“Transport is more than 20 per cent of our emissions. If everyone can electrify their transport, we’ve solved one of our biggest problems.”
Australia’s uptake of EVs is lagging behind other high-income countries and researchers have blamed a “patchwork” of government policies.
Ms Davies and Mr Vanderstock are being represented by Equity Generation Lawyers, a firm making a name for itself by suing big business and Australian governments over climate change issues.
The firm successfully represented a group of teenagers in May, resulting in a court ruling the government has a legal duty not to cause harm for young people when approving coal mining projects.
‘Rushed tax cash grab’
Equity Generation associate Jack McLean, who will argue the latest EV case, said the legal and political arguments for Victoria’s tax were flawed.
“The Andrews government is imposing a rushed tax cash grab on EVs that will see Australia and Victoria left behind,” Mr McLean told TND.
“It makes EVs less affordable.

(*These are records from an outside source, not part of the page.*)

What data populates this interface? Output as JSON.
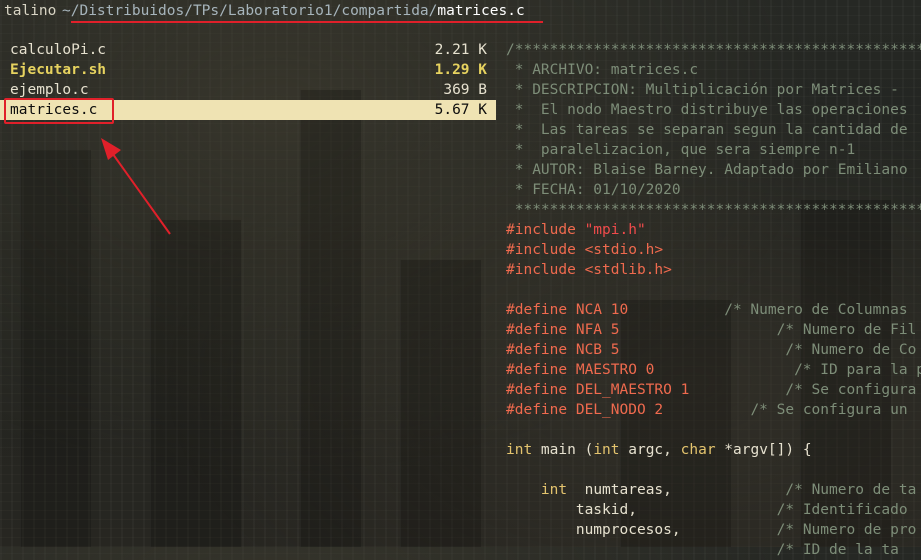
{
  "titlebar": {
    "host": "talino",
    "path_prefix": "~/Distribuidos/TPs/Laboratorio1/compartida/",
    "current_file": "matrices.c"
  },
  "files": [
    {
      "name": "calculoPi.c",
      "size": "2.21 K",
      "kind": "normal"
    },
    {
      "name": "Ejecutar.sh",
      "size": "1.29 K",
      "kind": "exec"
    },
    {
      "name": "ejemplo.c",
      "size": "369 B",
      "kind": "normal"
    },
    {
      "name": "matrices.c",
      "size": "5.67 K",
      "kind": "selected"
    }
  ],
  "preview_lines": [
    [
      {
        "t": "/*****************************************************",
        "c": "cm"
      }
    ],
    [
      {
        "t": " * ARCHIVO: matrices.c",
        "c": "cm"
      }
    ],
    [
      {
        "t": " * DESCRIPCION: Multiplicación por Matrices - ",
        "c": "cm"
      }
    ],
    [
      {
        "t": " *  El nodo Maestro distribuye las operaciones",
        "c": "cm"
      }
    ],
    [
      {
        "t": " *  Las tareas se separan segun la cantidad de",
        "c": "cm"
      }
    ],
    [
      {
        "t": " *  paralelizacion, que sera siempre n-1",
        "c": "cm"
      }
    ],
    [
      {
        "t": " * AUTOR: Blaise Barney. Adaptado por Emiliano",
        "c": "cm"
      }
    ],
    [
      {
        "t": " * FECHA: 01/10/2020",
        "c": "cm"
      }
    ],
    [
      {
        "t": " *****************************************************",
        "c": "cm"
      }
    ],
    [
      {
        "t": "#include ",
        "c": "pp"
      },
      {
        "t": "\"mpi.h\"",
        "c": "str"
      }
    ],
    [
      {
        "t": "#include <stdio.h>",
        "c": "pp"
      }
    ],
    [
      {
        "t": "#include <stdlib.h>",
        "c": "pp"
      }
    ],
    [
      {
        "t": "",
        "c": "txt"
      }
    ],
    [
      {
        "t": "#define NCA 10",
        "c": "pp"
      },
      {
        "t": "           /* Numero de Columnas",
        "c": "cm"
      }
    ],
    [
      {
        "t": "#define NFA 5",
        "c": "pp"
      },
      {
        "t": "                  /* Numero de Fil",
        "c": "cm"
      }
    ],
    [
      {
        "t": "#define NCB 5",
        "c": "pp"
      },
      {
        "t": "                   /* Numero de Co",
        "c": "cm"
      }
    ],
    [
      {
        "t": "#define MAESTRO 0",
        "c": "pp"
      },
      {
        "t": "                /* ID para la p",
        "c": "cm"
      }
    ],
    [
      {
        "t": "#define DEL_MAESTRO 1",
        "c": "pp"
      },
      {
        "t": "           /* Se configura",
        "c": "cm"
      }
    ],
    [
      {
        "t": "#define DEL_NODO 2",
        "c": "pp"
      },
      {
        "t": "          /* Se configura un",
        "c": "cm"
      }
    ],
    [
      {
        "t": "",
        "c": "txt"
      }
    ],
    [
      {
        "t": "int",
        "c": "kw"
      },
      {
        "t": " main (",
        "c": "txt"
      },
      {
        "t": "int",
        "c": "kw"
      },
      {
        "t": " argc, ",
        "c": "txt"
      },
      {
        "t": "char",
        "c": "kw"
      },
      {
        "t": " *argv[]) {",
        "c": "txt"
      }
    ],
    [
      {
        "t": "",
        "c": "txt"
      }
    ],
    [
      {
        "t": "    ",
        "c": "txt"
      },
      {
        "t": "int",
        "c": "kw"
      },
      {
        "t": "  numtareas,",
        "c": "txt"
      },
      {
        "t": "             /* Numero de ta",
        "c": "cm"
      }
    ],
    [
      {
        "t": "        taskid,",
        "c": "txt"
      },
      {
        "t": "                /* Identificado",
        "c": "cm"
      }
    ],
    [
      {
        "t": "        numprocesos,",
        "c": "txt"
      },
      {
        "t": "           /* Numero de pro",
        "c": "cm"
      }
    ],
    [
      {
        "t": "        ",
        "c": "txt"
      },
      {
        "t": "                       /* ID de la ta",
        "c": "cm"
      }
    ]
  ],
  "colors": {
    "annotation_red": "#e0202a",
    "selection_bg": "#efe3b3",
    "exec_yellow": "#e7d35f"
  }
}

It ends up being about a $5000 tax over the life of a car … I’d be adding that to the sticker price.”
Section 90 of the Constitution stops state governments from imposing any tax that can be considered a custom or excise.
Lawyers will argue the electric vehicle tax falls into this category, but the argument is untested.
“We’ll be arguing the state of Victoria doesn’t have the power needed to implement this tax,” Mr McLean said.
“The court hasn’t had a chance to consider this specific legal question in a number of decades.”
Challenge ‘unlikely to succeed’
But according to Anne Twomey, a professor of constitutional law at the University of Sydney, the bid is “unlikely to succeed” unless the plaintiffs can convince the court to overrule previous authorities.
Professor Twomey said Section 90 prevents states from imposing excise taxes, but not consumption taxes.
“The Victorian electric vehicle charge appears to be a classic consumption tax, because it is taxing the use of vehicles (i.e. their consumption),” Professor Twomey told The New Daily.
“The High Court, in a case called Dickenson’s Arcade Pty Ltd v Tasmania in 1974 held that such a consumption tax is not an excise.”
Professor Twomey added that the High Court also more recently refused a request to appeal a case from the Federal Court in 2000 over a ruling that a consumption tax was not an excise.
Victoria claims tax is fair
The Victorian government has sought to defend the tax by comparing the cost for EV owners to the cost of fuel excise tax for internal combustion engine motorists.
The Commonwealth government is responsible for collecting fuel excise.
The state government has argued drivers of petrol cars pay $600 a year on average while the EV tax will charge the average motorist just $300 per year.
But Mr McLean said this comparison is misleading, as the federal government levies fuel excise on petrol cars, not state governments.
“It’s quite clear the federal government has the constitutional authority to levy that tax,” he said.
“What’s not clear is whether Victoria has the constitutional authority to implement the tax on the consumption of electric vehicles.”
Mr Pallas has argued the money raised from the tax will fund roads and EV charging infrastructure projects carried out by the state government.
“These reforms ensure all motorists pay their fair share to use our roads while we continue to incentivise [EVs],” Mr Pallas said in March.
But Mr McLean said petrol car users do not pay taxes to directly fund state government road projects.
“Fuel excise revenue goes into a consolidated revenue fund, then it gets carved up and money gets granted back to the states,” he said.
“It’s no more true to say that fuel excise pays for road infrastructure than it is to say GST pays for road infrastructure.”
The New Daily has sought comment from the Victorian government.